◆ **THE PROBLEM**
In the records below, count every line that includes the word "content". Provide the total alone.

◆ **Excerpts from an interface dataset**
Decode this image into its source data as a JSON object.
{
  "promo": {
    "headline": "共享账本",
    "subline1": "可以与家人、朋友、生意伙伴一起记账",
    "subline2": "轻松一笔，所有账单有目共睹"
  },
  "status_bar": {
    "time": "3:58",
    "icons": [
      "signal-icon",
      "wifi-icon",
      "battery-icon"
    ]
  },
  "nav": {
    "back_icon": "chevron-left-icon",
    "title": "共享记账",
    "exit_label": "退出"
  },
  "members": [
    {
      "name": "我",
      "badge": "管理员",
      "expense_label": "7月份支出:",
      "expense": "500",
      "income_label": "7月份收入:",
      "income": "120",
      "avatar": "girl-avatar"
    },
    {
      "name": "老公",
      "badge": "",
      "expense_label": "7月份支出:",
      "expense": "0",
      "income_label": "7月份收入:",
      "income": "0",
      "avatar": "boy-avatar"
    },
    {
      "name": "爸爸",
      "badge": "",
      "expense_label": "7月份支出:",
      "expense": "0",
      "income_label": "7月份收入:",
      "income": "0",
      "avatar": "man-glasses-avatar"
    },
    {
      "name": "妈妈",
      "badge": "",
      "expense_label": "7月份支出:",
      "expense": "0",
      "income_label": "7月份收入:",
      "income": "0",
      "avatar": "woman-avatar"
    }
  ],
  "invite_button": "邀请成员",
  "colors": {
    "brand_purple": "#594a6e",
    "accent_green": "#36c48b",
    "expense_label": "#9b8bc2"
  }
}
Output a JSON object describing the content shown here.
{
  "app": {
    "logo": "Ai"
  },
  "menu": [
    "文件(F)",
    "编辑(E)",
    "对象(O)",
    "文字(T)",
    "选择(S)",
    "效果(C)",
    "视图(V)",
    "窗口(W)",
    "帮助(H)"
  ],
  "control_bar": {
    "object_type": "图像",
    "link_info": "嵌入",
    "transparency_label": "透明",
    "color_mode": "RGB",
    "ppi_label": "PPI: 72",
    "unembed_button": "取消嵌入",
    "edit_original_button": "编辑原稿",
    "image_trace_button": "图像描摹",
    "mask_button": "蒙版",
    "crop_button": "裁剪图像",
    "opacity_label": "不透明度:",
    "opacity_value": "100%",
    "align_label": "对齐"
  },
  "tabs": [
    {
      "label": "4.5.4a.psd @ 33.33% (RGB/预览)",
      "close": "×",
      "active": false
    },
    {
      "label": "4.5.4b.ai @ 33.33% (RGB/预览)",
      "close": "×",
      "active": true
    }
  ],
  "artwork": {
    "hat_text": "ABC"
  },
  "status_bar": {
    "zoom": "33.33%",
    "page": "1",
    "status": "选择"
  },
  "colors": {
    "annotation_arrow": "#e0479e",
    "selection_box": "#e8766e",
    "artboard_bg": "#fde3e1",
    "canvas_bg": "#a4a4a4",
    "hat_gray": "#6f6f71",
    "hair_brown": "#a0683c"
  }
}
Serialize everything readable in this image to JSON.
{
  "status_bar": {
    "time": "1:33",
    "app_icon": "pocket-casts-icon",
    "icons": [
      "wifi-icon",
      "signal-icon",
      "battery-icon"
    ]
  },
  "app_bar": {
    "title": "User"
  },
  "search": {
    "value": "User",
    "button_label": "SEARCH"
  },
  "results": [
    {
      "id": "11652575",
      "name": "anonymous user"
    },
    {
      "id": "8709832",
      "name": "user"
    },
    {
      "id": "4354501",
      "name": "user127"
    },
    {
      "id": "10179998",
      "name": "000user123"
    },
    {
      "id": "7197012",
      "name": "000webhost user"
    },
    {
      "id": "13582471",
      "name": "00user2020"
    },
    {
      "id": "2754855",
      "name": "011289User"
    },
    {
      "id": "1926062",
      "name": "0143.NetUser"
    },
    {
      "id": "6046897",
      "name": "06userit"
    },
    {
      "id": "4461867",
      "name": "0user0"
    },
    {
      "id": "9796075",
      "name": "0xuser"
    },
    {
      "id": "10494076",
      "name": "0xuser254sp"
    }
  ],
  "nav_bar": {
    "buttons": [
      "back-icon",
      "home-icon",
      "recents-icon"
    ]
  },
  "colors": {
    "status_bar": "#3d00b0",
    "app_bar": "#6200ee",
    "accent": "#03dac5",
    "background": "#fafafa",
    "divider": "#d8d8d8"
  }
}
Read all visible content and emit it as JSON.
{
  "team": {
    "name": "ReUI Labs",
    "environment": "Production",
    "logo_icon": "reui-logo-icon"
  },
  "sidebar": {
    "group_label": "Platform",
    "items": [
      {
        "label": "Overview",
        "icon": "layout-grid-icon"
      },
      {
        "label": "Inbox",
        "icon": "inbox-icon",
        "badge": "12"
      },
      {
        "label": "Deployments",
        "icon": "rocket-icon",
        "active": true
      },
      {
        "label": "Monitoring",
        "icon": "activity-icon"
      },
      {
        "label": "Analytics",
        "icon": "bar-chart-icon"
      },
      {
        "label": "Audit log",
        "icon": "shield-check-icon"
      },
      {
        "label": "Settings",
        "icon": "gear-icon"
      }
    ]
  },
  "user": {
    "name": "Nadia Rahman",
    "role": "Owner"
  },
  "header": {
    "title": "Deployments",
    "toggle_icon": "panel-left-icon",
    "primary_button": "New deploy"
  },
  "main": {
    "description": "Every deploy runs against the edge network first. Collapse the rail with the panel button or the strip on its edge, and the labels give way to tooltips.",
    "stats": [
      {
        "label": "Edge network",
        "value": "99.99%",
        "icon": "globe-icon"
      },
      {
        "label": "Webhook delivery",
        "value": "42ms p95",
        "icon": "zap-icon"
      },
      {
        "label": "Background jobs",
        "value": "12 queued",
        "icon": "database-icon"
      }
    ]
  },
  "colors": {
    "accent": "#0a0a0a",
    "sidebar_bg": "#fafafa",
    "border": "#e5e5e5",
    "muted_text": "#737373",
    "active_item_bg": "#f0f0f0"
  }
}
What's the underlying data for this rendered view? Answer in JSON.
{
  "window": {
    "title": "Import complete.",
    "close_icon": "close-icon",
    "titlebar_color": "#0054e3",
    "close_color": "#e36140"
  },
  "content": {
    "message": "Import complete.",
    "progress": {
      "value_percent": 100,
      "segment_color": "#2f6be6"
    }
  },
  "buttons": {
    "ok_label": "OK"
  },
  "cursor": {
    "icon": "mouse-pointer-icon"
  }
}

◆ **EXERCISE ANSWER**
3